-- Opening Marker --
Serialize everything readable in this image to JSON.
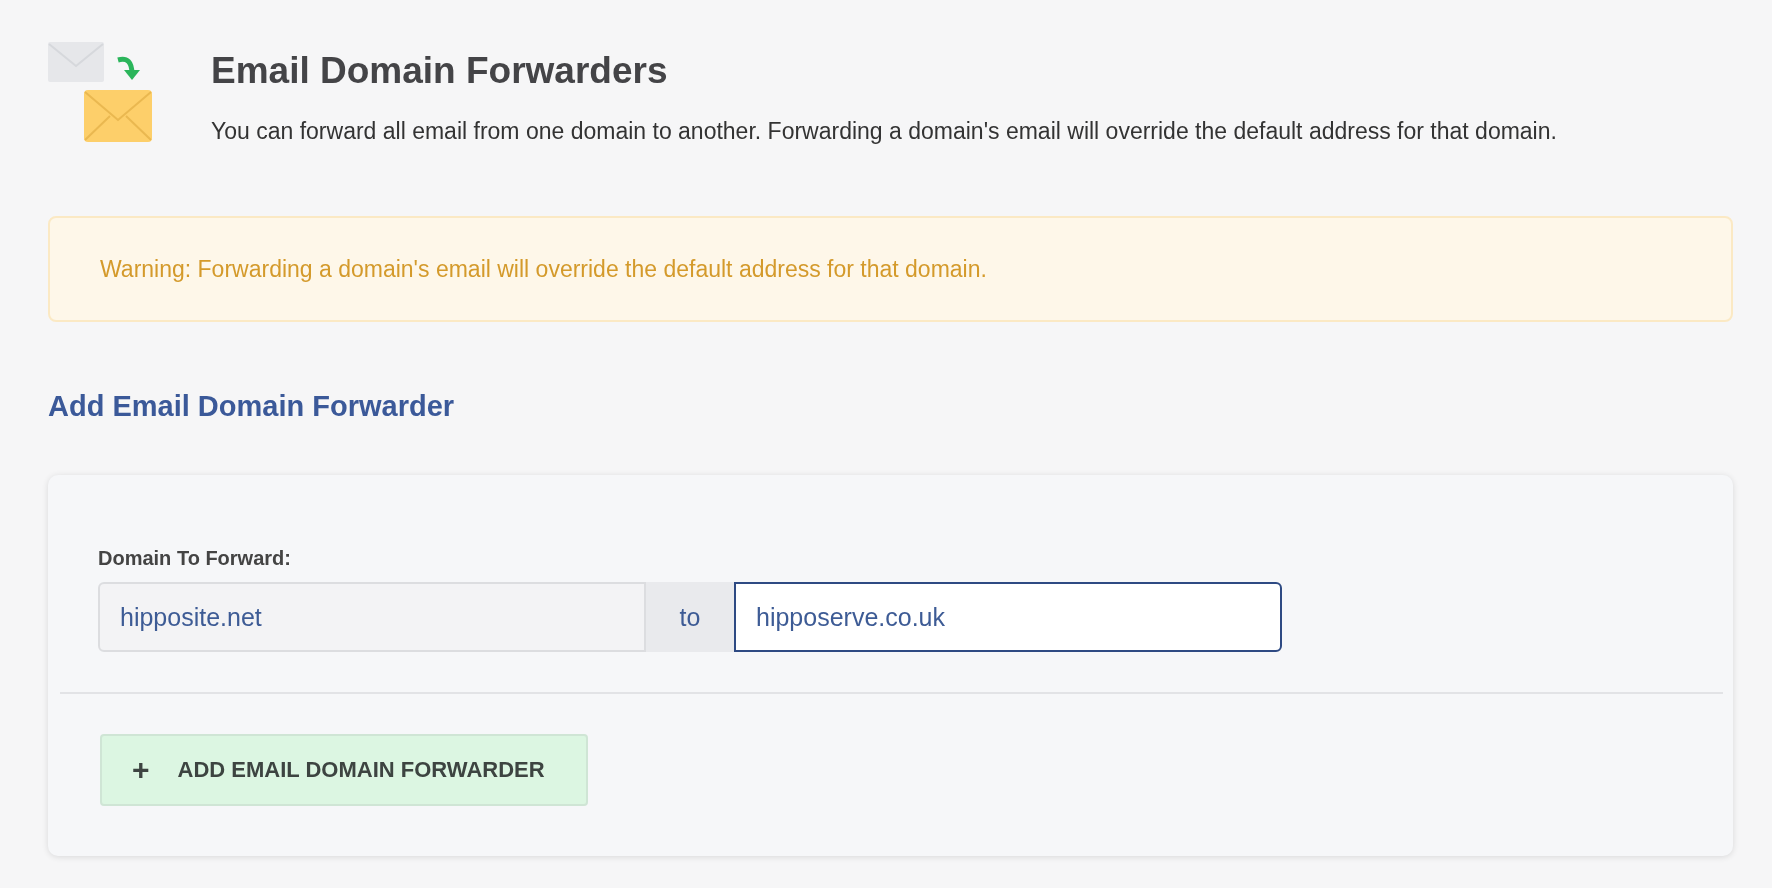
{
  "header": {
    "title": "Email Domain Forwarders",
    "description": "You can forward all email from one domain to another. Forwarding a domain's email will override the default address for that domain."
  },
  "alert": {
    "kind": "warning",
    "text": "Warning: Forwarding a domain's email will override the default address for that domain."
  },
  "section": {
    "title": "Add Email Domain Forwarder"
  },
  "form": {
    "label": "Domain To Forward:",
    "source": {
      "value": "hipposite.net",
      "disabled": true,
      "focused": false
    },
    "separator": "to",
    "target": {
      "value": "hipposerve.co.uk",
      "focused": true
    },
    "button": {
      "icon": "+",
      "label": "ADD EMAIL DOMAIN FORWARDER"
    }
  }
}
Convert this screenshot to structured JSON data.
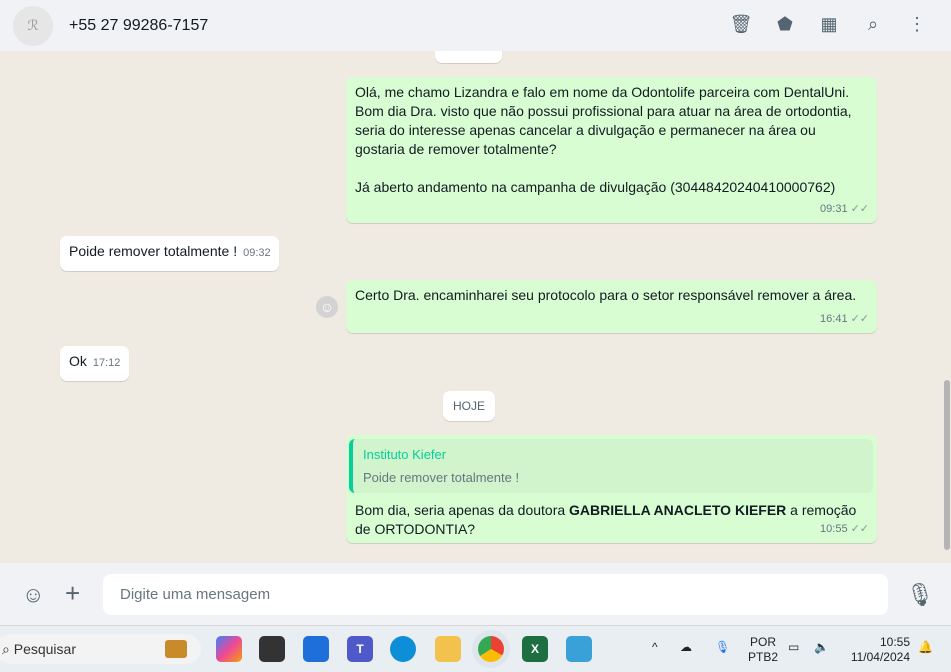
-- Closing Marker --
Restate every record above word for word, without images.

WORKED SOLUTION:
Serialize everything readable in this image to JSON.
{
  "header": {
    "title": "Email Domain Forwarders",
    "description": "You can forward all email from one domain to another. Forwarding a domain's email will override the default address for that domain."
  },
  "alert": {
    "kind": "warning",
    "text": "Warning: Forwarding a domain's email will override the default address for that domain."
  },
  "section": {
    "title": "Add Email Domain Forwarder"
  },
  "form": {
    "label": "Domain To Forward:",
    "source": {
      "value": "hipposite.net",
      "disabled": true,
      "focused": false
    },
    "separator": "to",
    "target": {
      "value": "hipposerve.co.uk",
      "focused": true
    },
    "button": {
      "icon": "+",
      "label": "ADD EMAIL DOMAIN FORWARDER"
    }
  }
}
Convert this screenshot to structured JSON data.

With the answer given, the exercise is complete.